For their part, the drivers watch out for him and make sure that he gets off at the right stop. Perhaps even more amazingly, the petit fait that he has traveled an estimated twenty-thousand miles without ever once feeding the farebox does not seem to trouble either the drivers or management one bit.

"We wouldn't sell a cat a Rover ticket," a spokesman for First Bus told The Sun. "But in cat years he's an OAP (Old Age Pensioner) so he'd get a free bus pass anyway." That is definitely true because in human terms Casper is the equivalent of sixty-four-years-old.

Actually, First Bus has a reputation of being kindly disposed toward cats. For instance, back on February 10th driver Peter Whiting stopped in the rain and picked up a nameless black cat with white paws that had been hit by a motorist and left for dead on Fakenham Road in the Taverham section of Norwich.

Once on board, he and several other concerned passengers cared for it as best as they could under the circumstances. Later, commuter Jo Laker took the cat to a veterinary hospital where it was diagnosed to have suffered a broken jaw, concussion, and possibly brain damage. It was, thankfully, expected to live.

"...All the passengers on the bus were rallying around with tissues and things to clean it up," Linda Barrington-Smith, another rider, said at the time. "I thought it was really good that the bus driver had picked it up. It's nice to know that people care about animals to that extent. The whole bus was helping." (See Cat Defender post of February 21, 2009 entitled "Daring Rescue in the Sky Spares the Life of a Cat Dumped on an Overpass in Houston.")

Casper's adventures follow upon the heels of those of a white-colored cat known only as Macavity who began riding the number three-hundred-thirty-one bus, which operates between Walsall and Wolverhampton in the West Midlands, back in January of 2007. He boards the coach at Churchill Road in Walsall two to three times a week and rides about four-hundred meters before disembarking in front of a row of shops. (See photo montage below.)

Like his fictional namesake from out of the pages of T. S. Eliot's immortal Old Possum's Book of Practical Cats, Macavity is a mysterious cat. First of all, no one is quite sure where he lives or who owns him. Even his real name is a secret.

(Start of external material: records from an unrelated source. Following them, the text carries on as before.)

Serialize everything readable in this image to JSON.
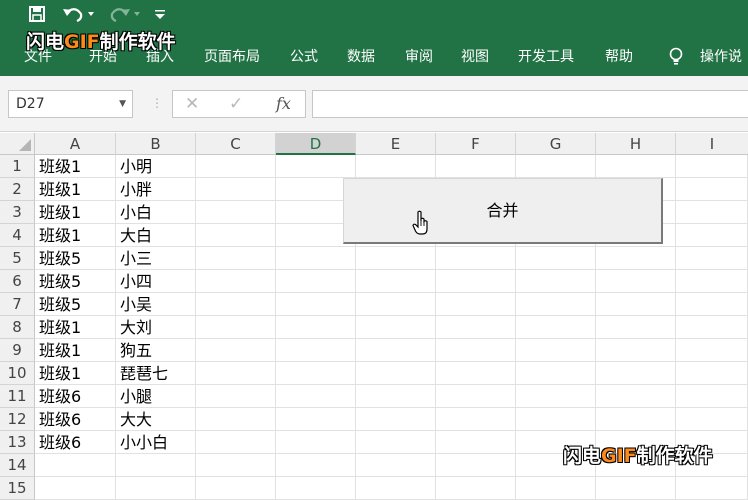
{
  "quick_access": {
    "save_icon": "save-icon",
    "undo_icon": "undo-icon",
    "redo_icon": "redo-icon",
    "customize_icon": "customize-icon"
  },
  "watermark": {
    "part1": "闪电",
    "part2": "GIF",
    "part3": "制作软件"
  },
  "ribbon_tabs": [
    "文件",
    "开始",
    "插入",
    "页面布局",
    "公式",
    "数据",
    "审阅",
    "视图",
    "开发工具",
    "帮助",
    "操作说"
  ],
  "formula_bar": {
    "name_box": "D27",
    "fx_label": "fx",
    "formula": ""
  },
  "columns": [
    "A",
    "B",
    "C",
    "D",
    "E",
    "F",
    "G",
    "H",
    "I"
  ],
  "rows": [
    "1",
    "2",
    "3",
    "4",
    "5",
    "6",
    "7",
    "8",
    "9",
    "10",
    "11",
    "12",
    "13",
    "14",
    "15"
  ],
  "sheet": {
    "col_a": [
      "班级1",
      "班级1",
      "班级1",
      "班级1",
      "班级5",
      "班级5",
      "班级5",
      "班级1",
      "班级1",
      "班级1",
      "班级6",
      "班级6",
      "班级6",
      "",
      ""
    ],
    "col_b": [
      "小明",
      "小胖",
      "小白",
      "大白",
      "小三",
      "小四",
      "小吴",
      "大刘",
      "狗五",
      "琵琶七",
      "小腿",
      "大大",
      "小小白",
      "",
      ""
    ]
  },
  "merge_button": {
    "label": "合并"
  },
  "colors": {
    "ribbon": "#217346",
    "watermark_accent": "#ff8a1c"
  }
}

Perhaps even more intriguing is how he gets home at night since he only rides one-way.

The one thing that is not in dispute, however, is his gentlemanly manners. "I suppose he is the perfect passenger really," fellow commuter Paul Brennan told the Daily Mail on April 9, 2007. (See "Mystery Cat Takes Regular Bus to the Shops.") "He sits quietly, minds his own business, and then gets off."

While it has not been possible to determine whether or not the heterochromial feline is still riding the number three-hundred-thirty-one, hopefully he is still safe and sound and has not met with any mishaps during his unescorted rambles through the dangerous streets of Walsall. (See Cat Defender post of April 19, 2007 entitled "Bus-Hopping Macavity Earns High Praise from His Fellow Commuters for Being the 'Perfect Passenger'.")

Although Tony Blair and his cronies did their level best to transform Old Blighty into a police state, it is refreshing that, at least outside of London, the country maintains enough of its old quaintness that cats are still welcome on its buses.

Photos: The Sun (Casper, map, and Finden) and Daily Mail (Macavity).